#### [EXERCISE BRIEF]
Print the listing that follows, character for character.

#### [AVAILABLE RECORDS]
▬▬▬▬▬▬▬▬▬▬

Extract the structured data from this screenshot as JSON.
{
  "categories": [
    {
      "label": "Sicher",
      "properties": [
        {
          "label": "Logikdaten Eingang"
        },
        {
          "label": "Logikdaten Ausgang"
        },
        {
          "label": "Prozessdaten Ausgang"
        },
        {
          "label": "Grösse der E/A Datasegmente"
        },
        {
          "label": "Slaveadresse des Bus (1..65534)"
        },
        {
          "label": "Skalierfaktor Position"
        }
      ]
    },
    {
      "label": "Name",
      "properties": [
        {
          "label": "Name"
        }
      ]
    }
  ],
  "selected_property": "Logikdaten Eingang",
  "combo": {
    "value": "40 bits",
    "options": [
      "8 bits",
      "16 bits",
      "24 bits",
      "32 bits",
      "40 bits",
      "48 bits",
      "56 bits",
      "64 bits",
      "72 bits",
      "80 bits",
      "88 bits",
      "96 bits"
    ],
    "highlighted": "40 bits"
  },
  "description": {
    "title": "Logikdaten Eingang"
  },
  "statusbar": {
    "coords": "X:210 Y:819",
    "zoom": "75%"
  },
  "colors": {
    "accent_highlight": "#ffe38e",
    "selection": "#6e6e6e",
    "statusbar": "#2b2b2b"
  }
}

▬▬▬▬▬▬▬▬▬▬

#### [YOUR SOLUTION]
Extract the structured data from this screenshot as JSON.
{
  "categories": [
    {
      "label": "Sicher",
      "properties": [
        {
          "label": "Logikdaten Eingang"
        },
        {
          "label": "Logikdaten Ausgang"
        },
        {
          "label": "Prozessdaten Ausgang"
        },
        {
          "label": "Grösse der E/A Datasegmente"
        },
        {
          "label": "Slaveadresse des Bus (1..65534)"
        },
        {
          "label": "Skalierfaktor Position"
        }
      ]
    },
    {
      "label": "Name",
      "properties": [
        {
          "label": "Name"
        }
      ]
    }
  ],
  "selected_property": "Logikdaten Eingang",
  "combo": {
    "value": "40 bits",
    "options": [
      "8 bits",
      "16 bits",
      "24 bits",
      "32 bits",
      "40 bits",
      "48 bits",
      "56 bits",
      "64 bits",
      "72 bits",
      "80 bits",
      "88 bits",
      "96 bits"
    ],
    "highlighted": "40 bits"
  },
  "description": {
    "title": "Logikdaten Eingang"
  },
  "statusbar": {
    "coords": "X:210 Y:819",
    "zoom": "75%"
  },
  "colors": {
    "accent_highlight": "#ffe38e",
    "selection": "#6e6e6e",
    "statusbar": "#2b2b2b"
  }
}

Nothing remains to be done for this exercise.